▶ [Given information]:
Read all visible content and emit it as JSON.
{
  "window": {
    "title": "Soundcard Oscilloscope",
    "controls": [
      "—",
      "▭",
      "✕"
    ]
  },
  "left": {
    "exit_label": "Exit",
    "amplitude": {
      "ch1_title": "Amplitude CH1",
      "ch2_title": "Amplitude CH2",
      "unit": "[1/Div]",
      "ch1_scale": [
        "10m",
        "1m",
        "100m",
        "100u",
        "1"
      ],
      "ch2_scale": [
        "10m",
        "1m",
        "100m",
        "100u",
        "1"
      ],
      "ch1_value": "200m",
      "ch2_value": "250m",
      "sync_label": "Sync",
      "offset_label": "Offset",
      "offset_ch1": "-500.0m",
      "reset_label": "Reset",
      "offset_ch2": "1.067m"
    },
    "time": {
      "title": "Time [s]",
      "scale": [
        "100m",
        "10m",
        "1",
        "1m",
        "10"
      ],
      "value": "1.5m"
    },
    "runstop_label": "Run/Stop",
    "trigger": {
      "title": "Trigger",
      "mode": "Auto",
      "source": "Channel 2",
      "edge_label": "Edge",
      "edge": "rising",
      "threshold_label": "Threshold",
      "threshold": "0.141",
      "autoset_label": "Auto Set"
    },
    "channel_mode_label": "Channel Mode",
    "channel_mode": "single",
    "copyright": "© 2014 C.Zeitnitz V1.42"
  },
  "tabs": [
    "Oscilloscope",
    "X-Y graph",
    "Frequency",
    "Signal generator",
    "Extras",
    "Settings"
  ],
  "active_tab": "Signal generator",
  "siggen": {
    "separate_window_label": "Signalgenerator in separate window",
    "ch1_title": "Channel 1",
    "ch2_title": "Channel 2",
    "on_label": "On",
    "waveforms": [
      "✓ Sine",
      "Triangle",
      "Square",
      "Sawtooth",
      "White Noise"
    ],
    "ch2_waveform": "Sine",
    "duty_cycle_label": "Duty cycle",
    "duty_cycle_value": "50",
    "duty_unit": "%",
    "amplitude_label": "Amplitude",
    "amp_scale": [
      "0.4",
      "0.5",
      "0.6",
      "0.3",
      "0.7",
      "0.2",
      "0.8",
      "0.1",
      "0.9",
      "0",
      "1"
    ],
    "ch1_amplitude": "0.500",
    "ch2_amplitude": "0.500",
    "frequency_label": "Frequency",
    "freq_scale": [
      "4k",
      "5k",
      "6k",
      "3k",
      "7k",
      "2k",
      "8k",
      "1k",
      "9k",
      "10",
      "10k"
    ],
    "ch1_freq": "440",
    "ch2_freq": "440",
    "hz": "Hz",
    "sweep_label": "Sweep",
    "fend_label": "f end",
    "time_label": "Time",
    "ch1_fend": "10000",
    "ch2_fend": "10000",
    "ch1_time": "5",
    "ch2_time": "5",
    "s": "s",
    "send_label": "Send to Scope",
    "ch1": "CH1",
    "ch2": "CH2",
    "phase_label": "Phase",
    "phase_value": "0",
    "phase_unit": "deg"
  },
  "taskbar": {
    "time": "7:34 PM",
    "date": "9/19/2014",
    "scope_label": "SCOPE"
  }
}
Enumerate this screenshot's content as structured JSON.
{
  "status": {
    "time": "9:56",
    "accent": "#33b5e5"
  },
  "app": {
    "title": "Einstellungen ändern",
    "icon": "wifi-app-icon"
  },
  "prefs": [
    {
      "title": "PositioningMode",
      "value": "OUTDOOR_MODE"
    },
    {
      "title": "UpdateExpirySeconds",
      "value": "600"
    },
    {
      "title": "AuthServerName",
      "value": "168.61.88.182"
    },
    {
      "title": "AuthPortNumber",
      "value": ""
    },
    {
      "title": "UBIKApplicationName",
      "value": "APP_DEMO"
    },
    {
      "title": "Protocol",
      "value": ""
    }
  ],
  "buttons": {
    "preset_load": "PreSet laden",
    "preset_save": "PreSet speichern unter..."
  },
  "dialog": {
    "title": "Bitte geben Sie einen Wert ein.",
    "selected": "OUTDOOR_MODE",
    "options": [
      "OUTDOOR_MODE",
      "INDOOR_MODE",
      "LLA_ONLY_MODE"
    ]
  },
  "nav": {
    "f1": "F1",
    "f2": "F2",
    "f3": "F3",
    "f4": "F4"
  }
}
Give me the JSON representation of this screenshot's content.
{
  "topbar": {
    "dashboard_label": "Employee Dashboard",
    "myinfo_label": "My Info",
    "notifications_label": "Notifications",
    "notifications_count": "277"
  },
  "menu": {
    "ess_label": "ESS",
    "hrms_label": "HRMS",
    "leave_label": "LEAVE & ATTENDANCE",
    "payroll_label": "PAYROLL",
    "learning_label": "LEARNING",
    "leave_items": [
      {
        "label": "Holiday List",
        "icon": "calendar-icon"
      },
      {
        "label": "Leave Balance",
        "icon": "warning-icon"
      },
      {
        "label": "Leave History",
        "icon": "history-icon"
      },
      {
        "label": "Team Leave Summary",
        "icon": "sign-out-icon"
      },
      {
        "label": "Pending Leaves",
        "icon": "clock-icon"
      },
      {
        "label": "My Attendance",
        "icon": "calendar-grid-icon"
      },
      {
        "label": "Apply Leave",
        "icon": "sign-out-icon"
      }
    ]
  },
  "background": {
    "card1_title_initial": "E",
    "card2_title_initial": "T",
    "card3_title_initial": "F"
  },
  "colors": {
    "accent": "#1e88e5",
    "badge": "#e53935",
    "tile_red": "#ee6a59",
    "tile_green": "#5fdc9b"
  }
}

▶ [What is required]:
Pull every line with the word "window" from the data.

▶ [Result of the exercise]:
  "window": {
    "separate_window_label": "Signalgenerator in separate window",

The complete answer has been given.